::: SOURCE INFORMATION :::

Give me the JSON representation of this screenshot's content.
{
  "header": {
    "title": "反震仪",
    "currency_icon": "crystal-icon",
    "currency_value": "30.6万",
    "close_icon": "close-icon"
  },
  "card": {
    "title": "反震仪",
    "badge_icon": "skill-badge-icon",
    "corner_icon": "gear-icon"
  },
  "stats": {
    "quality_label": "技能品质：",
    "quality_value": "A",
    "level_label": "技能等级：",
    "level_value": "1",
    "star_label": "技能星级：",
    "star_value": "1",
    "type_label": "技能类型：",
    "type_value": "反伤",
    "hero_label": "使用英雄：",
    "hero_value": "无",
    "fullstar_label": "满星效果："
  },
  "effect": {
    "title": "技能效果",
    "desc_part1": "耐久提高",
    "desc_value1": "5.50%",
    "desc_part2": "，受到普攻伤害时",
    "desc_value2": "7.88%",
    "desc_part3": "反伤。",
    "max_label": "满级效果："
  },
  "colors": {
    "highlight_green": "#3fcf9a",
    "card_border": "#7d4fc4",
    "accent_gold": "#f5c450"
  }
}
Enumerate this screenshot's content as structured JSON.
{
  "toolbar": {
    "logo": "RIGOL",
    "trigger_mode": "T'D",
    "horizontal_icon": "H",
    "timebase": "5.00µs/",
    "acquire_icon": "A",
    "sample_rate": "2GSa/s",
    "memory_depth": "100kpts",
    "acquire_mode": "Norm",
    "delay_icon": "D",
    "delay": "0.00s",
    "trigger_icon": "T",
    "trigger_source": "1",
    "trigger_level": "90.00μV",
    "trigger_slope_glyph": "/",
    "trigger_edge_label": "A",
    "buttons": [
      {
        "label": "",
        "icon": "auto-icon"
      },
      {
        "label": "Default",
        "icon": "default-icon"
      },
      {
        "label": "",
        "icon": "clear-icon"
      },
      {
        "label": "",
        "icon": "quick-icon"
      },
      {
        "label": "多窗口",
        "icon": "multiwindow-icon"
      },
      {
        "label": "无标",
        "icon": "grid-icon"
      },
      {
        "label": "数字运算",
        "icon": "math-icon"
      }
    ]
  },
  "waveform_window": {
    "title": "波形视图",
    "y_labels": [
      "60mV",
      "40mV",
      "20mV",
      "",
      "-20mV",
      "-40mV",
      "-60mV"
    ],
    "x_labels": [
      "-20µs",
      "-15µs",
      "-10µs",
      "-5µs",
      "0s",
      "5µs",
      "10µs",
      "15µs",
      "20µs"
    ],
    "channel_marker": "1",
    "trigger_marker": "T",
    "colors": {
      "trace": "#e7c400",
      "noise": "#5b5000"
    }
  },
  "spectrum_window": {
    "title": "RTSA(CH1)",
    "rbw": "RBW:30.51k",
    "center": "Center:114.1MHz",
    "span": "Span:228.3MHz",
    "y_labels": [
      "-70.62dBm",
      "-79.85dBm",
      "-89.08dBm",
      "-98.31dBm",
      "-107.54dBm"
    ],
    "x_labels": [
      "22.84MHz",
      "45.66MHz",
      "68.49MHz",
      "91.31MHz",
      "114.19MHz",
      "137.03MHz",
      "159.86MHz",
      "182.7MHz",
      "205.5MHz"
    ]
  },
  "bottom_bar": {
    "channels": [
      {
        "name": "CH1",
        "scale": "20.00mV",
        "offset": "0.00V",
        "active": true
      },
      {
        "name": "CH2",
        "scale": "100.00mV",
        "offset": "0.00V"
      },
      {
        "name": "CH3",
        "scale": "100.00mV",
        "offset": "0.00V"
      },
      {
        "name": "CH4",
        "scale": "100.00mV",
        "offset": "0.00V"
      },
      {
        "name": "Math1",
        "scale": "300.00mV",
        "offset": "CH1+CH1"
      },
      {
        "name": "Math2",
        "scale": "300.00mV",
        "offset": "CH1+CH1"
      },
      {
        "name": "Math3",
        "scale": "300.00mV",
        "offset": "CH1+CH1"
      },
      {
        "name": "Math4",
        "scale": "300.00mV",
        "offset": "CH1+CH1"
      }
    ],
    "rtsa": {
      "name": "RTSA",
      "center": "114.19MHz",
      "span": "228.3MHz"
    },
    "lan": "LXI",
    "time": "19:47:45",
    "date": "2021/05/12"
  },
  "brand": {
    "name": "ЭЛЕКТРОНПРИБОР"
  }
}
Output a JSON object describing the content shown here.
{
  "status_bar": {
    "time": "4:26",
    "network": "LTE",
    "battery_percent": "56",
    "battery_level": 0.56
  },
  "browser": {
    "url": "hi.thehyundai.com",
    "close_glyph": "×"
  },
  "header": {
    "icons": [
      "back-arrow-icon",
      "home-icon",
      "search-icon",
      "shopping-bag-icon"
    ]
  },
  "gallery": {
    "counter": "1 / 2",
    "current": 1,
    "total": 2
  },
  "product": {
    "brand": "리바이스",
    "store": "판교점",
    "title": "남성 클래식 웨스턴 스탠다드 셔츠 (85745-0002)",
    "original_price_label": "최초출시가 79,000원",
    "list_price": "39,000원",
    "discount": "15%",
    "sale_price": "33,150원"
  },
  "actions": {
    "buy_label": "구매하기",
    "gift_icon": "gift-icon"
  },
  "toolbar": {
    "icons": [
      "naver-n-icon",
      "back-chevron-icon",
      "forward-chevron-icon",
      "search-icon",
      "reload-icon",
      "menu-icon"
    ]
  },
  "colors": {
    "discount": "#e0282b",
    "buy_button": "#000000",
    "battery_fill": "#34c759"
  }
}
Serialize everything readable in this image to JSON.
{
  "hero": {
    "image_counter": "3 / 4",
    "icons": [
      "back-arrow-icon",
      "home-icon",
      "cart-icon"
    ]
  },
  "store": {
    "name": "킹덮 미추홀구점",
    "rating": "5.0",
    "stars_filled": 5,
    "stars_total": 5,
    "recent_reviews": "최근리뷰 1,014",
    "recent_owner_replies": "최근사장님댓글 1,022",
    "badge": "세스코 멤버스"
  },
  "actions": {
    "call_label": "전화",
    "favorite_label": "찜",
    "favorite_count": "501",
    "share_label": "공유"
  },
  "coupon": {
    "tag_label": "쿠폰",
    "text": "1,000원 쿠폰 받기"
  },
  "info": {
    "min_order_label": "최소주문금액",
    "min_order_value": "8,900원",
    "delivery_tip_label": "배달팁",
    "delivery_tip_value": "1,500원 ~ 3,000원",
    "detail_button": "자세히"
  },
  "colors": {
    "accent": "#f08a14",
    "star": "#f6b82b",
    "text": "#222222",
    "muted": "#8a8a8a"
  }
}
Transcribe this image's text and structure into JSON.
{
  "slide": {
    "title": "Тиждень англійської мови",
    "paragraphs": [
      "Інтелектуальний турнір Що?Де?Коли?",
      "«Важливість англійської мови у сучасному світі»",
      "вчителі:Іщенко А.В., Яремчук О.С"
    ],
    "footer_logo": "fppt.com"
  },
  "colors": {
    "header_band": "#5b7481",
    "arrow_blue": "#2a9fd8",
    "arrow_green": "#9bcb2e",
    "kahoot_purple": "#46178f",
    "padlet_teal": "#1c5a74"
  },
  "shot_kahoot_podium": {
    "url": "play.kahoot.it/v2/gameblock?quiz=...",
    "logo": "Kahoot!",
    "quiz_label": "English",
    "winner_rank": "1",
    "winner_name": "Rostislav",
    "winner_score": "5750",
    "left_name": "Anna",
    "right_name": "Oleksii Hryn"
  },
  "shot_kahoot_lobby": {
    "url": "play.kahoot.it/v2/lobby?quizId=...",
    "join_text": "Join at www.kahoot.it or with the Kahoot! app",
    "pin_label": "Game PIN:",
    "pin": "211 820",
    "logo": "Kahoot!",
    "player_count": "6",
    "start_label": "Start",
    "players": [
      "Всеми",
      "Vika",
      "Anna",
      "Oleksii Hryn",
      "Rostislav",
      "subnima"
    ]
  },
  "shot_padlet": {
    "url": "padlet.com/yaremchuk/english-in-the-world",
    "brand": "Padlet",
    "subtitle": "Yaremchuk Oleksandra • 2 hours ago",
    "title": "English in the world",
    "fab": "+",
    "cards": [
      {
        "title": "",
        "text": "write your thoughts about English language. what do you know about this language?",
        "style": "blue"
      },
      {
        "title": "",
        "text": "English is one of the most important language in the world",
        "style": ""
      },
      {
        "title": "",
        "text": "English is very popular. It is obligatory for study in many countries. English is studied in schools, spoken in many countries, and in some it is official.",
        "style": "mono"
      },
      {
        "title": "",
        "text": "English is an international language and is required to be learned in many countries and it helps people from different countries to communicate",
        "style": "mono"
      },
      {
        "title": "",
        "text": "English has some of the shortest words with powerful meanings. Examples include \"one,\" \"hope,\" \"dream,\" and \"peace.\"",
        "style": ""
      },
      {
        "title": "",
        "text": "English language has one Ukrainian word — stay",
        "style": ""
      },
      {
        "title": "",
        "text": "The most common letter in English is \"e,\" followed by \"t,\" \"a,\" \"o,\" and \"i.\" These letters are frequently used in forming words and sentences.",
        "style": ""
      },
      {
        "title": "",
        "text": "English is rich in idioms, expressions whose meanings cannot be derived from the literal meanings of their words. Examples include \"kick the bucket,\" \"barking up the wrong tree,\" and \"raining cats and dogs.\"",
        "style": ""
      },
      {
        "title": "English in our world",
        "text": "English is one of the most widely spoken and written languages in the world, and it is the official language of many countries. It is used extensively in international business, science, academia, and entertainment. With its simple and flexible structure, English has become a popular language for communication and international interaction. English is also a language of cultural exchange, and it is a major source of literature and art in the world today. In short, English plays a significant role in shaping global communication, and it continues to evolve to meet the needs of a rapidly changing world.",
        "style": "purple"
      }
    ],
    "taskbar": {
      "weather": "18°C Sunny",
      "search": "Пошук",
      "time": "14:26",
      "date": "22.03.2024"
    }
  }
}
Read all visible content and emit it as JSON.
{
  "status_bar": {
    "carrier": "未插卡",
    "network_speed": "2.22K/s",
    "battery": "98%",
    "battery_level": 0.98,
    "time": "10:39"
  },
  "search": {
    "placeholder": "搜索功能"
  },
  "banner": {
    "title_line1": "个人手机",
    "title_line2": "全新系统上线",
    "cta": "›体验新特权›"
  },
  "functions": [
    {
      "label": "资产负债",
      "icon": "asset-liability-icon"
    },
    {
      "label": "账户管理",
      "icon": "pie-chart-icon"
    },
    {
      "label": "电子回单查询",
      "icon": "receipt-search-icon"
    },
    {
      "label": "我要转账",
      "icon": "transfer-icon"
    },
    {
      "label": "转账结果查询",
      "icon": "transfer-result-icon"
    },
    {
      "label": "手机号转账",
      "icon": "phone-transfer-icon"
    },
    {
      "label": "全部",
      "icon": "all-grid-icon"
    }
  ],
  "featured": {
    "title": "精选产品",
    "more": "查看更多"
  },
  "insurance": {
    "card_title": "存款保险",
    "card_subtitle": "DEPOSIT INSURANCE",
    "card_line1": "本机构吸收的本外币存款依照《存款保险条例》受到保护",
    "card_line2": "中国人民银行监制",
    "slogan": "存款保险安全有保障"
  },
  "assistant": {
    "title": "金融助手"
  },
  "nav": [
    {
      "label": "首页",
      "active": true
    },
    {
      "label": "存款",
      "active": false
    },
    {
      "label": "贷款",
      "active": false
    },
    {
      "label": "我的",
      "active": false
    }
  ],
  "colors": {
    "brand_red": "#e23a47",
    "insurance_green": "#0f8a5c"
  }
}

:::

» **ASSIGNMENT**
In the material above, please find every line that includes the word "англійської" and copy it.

» **ANSWER FOR THE TASK**
    "title": "Тиждень англійської мови",
      "«Важливість англійської мови у сучасному світі»",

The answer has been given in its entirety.